Fighting Alzheimer's From Sunrise to Sunset

Caregiver Training: Sundowning (video)

What is Sundowning? (video)

Sundowning: Late-day confusion

My Loved One with Dementia

Understanding Dementia (Alzheimer's & Vascular & Frontotemporal & Lewy Body Dementia) (Video)

How Do I Know Which Dementia I'm Looking At? (Video)

Dementia Training material (Free)

Promoting Meaningful Relationships with Dementia Patients through Validation Therapy

Unlocking the Power of Validation Therapy in Compassionate End-of-Life Care

Validation Therapy: A Valuable Tool for Families and Healthcare Teams

Best Practices for Approaching Combative Dementia Patients

The Validation Breakthrough: Simple Techniques for Communicating with People with Alzheimer's Disease and Other Dementias

As an Amazon Associate, I earn from qualifying purchases. The amount generated from these “qualifying purchases” helps to maintain this site.

How Do I Know You? Dementia at the End of Life

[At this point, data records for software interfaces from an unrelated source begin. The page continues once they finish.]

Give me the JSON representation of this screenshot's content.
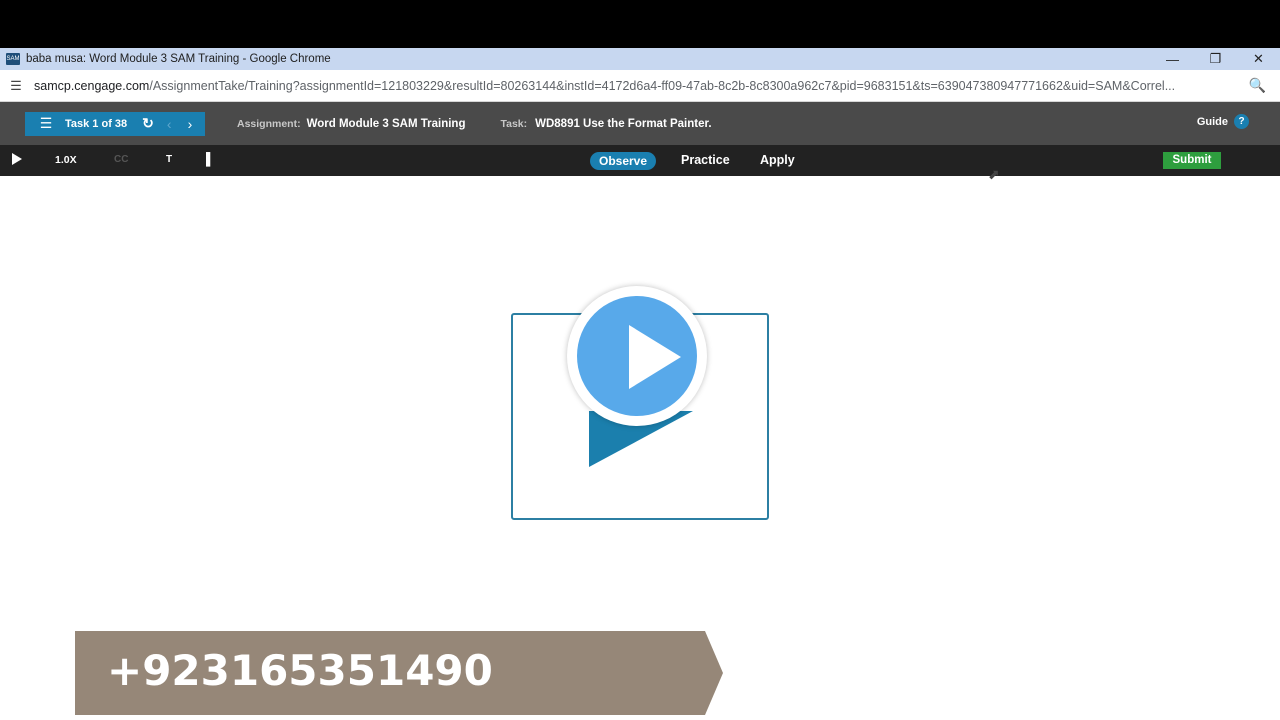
{
  "window": {
    "title": "baba musa: Word Module 3 SAM Training - Google Chrome",
    "app_icon_text": "SAM",
    "controls": [
      "minimize-icon",
      "restore-icon",
      "close-icon"
    ]
  },
  "address": {
    "host": "samcp.cengage.com",
    "path": "/AssignmentTake/Training?assignmentId=121803229&resultId=80263144&instId=4172d6a4-ff09-47ab-8c2b-8c8300a962c7&pid=9683151&ts=639047380947771662&uid=SAM&Correl..."
  },
  "header": {
    "task_label": "Task 1 of 38",
    "assignment_label": "Assignment:",
    "assignment_value": "Word Module 3 SAM Training",
    "task_field_label": "Task:",
    "task_value": "WD8891 Use the Format Painter.",
    "guide_label": "Guide",
    "guide_icon": "?"
  },
  "controls": {
    "speed": "1.0X",
    "cc": "CC",
    "text_toggle": "T",
    "modes": {
      "observe": "Observe",
      "practice": "Practice",
      "apply": "Apply"
    },
    "submit": "Submit"
  },
  "overlay": {
    "phone": "+923165351490"
  },
  "colors": {
    "accent_blue": "#1a7fb0",
    "submit_green": "#2e9e3e",
    "play_blue": "#58a9ea",
    "banner": "#968778"
  }
}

The Dementia Caregiver: A Guide to Caring for Someone with Alzheimer's Disease and Other Neurocognitive Disorders (Guides to Caregiving)

Sundown Dementia, Vascular Dementia and Lewy Body Dementia Explained

The Caregiver's Guide to Dementia: Practical Advice for Caring for Yourself and Your Loved One (Caregiver's Guides)

Ahead of Dementia: A Real-World, Upfront, Straightforward, Step-by-Step Guide for Family Caregivers

The Dementia Caregiver's Survival Guide: An 11-Step Plan to Understand the Disease and How To Cope with Financial Challenges, Patient Aggression, and Depression Without Guilt, Overwhelm, or Burnout

Dementia Care Companion: The Complete Handbook of Practical Care from Early to Late Stage

As an Amazon Associate, I earn from qualifying purchases. The amount generated from these “qualifying purchases” helps to maintain this site.

The 36-Hour Day: A Family Guide to Caring for People Who Have Alzheimer's Disease and Other Dementias

Dementia Home Care: How to Prepare Before, During, and After

The Dementia Caregiver's Survival Guide: An 11-Step Plan to Understand the Disease and How To Cope with Financial Challenges, Patient Aggression, and Depression Without Guilt, Overwhelm, or Burnout

Fading Reflection: Understanding the complexities of Dementia

Dementia Caregiving: A Self Help Book for Dementia Caregivers Offering Practical Coping Strategies and Support to Overcome Burnout, Increase Awareness, and Build Mental & Emotional Resilience

Navigating the Dementia Journey: A Compassionate Guide to Understanding, Supporting, and Living With Dementia

Ahead of Dementia: A Real-World, Upfront, Straightforward, Step-by-Step Guide for Family Caregivers

Four Common Mistakes by Caregivers of Loved Ones with Dementia and What Do Differently (video)

Eldercare Locator: a nationwide service that connects older Americans and their caregivers with trustworthy local support resources

As an Amazon Associate, I earn from qualifying purchases. The amount generated from these “qualifying purchases” helps to maintain this site.

My Aging Parent Needs Help!: 7-Step Guide to Caregiving with No Regrets, More Compassion, and Going from Overwhelmed to Organized [Includes Tips for Caregiver Burnout]

Take Back Your Life: A Caregiver's Guide to Finding Freedom in the Midst of Overwhelm

The Conscious Caregiver: A Mindful Approach to Caring for Your Loved One Without Losing Yourself

Dear Caregiver, It's Your Life Too: 71 Self-Care Tips To Manage Stress, Avoid Burnout, And Find Joy Again While Caring For A Loved One

Everything Happens for a Reason: And Other Lies I've Loved

The Art of Dying

Final Gifts: Understanding the Special Awareness, Needs, and Communications of the Dying

Oh hi there 👋 It's nice to meet you.

Sign up to receive updates on new articles to your inbox.

The emails we will send you only deal with educational articles, not requests to buy a single thing! Read our privacy policy for more information.

Share your love